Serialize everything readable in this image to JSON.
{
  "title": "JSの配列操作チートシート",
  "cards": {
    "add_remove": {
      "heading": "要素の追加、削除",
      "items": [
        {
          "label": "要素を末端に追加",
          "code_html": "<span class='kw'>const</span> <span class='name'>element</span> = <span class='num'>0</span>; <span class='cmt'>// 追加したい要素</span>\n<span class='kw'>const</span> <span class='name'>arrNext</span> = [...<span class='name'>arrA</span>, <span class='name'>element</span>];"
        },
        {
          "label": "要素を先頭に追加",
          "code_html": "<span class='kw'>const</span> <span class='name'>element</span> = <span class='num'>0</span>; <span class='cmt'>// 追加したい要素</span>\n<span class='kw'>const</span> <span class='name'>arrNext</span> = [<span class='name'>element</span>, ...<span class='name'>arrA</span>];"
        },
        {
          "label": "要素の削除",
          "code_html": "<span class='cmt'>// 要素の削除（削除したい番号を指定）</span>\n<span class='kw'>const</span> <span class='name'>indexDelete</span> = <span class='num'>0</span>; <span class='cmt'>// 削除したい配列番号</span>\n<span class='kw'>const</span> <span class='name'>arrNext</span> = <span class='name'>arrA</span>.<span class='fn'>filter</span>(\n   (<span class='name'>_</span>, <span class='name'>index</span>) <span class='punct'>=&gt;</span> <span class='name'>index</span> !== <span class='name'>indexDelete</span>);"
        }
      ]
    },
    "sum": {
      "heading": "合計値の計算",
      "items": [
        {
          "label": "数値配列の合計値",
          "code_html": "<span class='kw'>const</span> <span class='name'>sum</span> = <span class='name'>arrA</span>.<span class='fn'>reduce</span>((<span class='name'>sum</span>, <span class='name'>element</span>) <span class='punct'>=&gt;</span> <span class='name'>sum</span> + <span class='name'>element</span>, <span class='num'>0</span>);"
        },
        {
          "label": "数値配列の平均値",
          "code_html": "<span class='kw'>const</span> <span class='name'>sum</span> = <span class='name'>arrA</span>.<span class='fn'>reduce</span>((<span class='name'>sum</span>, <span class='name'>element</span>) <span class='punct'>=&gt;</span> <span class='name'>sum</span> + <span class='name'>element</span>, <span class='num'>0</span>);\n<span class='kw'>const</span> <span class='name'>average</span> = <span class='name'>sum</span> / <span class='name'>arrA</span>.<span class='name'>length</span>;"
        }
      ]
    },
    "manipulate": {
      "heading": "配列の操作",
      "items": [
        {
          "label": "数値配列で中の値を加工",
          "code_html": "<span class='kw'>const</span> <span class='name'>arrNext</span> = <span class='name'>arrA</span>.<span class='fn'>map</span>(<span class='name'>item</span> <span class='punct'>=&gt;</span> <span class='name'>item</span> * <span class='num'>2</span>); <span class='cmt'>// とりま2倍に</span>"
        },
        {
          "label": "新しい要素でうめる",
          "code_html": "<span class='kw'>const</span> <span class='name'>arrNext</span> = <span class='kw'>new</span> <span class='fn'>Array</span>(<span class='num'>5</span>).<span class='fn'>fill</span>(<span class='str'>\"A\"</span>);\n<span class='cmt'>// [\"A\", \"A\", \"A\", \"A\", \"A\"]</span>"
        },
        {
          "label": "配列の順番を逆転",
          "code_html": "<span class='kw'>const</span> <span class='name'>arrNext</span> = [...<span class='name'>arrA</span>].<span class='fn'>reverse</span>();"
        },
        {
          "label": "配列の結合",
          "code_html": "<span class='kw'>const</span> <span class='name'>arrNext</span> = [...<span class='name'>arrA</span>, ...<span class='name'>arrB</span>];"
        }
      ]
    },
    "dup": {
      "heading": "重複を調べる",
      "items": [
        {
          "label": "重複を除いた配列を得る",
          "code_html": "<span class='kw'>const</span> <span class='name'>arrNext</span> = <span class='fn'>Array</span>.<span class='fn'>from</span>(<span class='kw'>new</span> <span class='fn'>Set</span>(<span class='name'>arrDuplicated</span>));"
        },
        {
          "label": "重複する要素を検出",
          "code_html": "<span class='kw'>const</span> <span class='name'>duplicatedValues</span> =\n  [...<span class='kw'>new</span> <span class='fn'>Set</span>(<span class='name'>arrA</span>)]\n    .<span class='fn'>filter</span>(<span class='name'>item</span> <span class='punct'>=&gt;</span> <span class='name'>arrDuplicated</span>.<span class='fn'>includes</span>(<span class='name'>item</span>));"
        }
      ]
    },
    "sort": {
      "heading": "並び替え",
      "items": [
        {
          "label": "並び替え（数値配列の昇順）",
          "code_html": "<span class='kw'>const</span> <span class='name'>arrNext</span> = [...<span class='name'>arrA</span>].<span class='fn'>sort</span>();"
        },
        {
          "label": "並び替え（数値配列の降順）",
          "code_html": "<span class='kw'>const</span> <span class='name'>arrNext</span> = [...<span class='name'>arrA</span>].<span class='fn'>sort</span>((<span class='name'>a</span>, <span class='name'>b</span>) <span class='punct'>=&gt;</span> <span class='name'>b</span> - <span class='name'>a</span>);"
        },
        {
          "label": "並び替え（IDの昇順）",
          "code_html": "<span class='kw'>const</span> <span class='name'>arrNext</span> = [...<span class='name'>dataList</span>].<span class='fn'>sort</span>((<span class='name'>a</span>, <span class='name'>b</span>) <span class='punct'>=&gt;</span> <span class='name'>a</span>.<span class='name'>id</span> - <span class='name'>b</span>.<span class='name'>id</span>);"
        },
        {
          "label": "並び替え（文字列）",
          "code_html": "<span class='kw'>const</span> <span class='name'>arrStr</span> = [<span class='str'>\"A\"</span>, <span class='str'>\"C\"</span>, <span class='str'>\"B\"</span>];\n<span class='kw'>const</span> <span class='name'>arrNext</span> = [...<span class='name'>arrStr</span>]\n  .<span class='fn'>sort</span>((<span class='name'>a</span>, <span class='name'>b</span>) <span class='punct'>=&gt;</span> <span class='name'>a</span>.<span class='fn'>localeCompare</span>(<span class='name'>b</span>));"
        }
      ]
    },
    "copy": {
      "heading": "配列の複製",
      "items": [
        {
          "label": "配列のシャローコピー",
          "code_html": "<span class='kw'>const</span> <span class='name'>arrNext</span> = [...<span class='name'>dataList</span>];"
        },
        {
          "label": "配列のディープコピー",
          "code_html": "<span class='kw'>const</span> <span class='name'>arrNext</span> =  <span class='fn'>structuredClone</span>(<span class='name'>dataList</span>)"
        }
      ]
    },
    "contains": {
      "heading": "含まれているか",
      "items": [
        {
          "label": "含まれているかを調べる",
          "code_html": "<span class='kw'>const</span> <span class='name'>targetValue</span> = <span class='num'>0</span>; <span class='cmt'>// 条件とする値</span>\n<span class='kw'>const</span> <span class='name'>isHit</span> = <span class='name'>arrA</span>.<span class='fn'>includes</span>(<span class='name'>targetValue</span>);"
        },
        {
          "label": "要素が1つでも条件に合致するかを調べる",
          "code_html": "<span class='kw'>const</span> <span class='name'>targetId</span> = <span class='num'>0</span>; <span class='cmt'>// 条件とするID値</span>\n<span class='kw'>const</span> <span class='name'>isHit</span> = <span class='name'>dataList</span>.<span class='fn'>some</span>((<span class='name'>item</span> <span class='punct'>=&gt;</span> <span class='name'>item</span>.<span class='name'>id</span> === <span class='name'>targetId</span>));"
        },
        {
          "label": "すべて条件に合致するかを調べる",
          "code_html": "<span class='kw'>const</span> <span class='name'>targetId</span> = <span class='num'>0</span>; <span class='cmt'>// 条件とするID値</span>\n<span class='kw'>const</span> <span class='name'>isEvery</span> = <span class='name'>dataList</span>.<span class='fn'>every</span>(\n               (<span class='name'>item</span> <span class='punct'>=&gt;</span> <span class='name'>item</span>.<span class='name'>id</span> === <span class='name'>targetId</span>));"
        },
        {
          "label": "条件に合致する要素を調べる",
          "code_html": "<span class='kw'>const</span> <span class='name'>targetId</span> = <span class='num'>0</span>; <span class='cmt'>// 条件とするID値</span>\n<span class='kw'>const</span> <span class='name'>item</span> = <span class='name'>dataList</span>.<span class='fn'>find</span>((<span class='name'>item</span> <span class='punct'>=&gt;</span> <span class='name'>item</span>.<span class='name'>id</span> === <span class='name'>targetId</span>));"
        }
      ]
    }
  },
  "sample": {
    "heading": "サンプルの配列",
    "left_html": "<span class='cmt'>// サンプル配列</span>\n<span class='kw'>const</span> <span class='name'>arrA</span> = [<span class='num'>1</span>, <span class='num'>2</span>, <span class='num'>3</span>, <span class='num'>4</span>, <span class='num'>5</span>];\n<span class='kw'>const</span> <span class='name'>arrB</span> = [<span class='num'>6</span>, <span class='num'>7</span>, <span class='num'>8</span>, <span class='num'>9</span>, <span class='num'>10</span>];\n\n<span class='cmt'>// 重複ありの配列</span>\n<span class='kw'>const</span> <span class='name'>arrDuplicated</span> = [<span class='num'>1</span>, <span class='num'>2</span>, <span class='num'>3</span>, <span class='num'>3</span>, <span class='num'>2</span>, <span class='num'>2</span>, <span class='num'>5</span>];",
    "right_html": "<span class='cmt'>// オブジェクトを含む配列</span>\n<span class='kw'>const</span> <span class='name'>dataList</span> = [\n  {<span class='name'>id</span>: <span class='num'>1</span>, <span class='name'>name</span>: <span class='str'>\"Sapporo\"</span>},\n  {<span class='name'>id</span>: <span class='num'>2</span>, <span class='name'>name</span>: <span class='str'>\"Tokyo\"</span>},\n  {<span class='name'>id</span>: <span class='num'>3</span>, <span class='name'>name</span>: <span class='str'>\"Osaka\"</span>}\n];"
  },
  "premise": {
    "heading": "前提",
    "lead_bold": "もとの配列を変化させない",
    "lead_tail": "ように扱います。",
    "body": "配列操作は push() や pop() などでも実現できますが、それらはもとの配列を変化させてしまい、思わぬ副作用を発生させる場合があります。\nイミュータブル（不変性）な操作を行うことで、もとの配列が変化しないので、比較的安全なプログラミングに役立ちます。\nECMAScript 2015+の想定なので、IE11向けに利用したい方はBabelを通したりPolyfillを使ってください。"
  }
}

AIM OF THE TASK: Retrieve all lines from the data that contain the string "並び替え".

RESULT:
      "heading": "並び替え",
          "label": "並び替え（数値配列の昇順）",
          "label": "並び替え（数値配列の降順）",
          "label": "並び替え（IDの昇順）",
          "label": "並び替え（文字列）",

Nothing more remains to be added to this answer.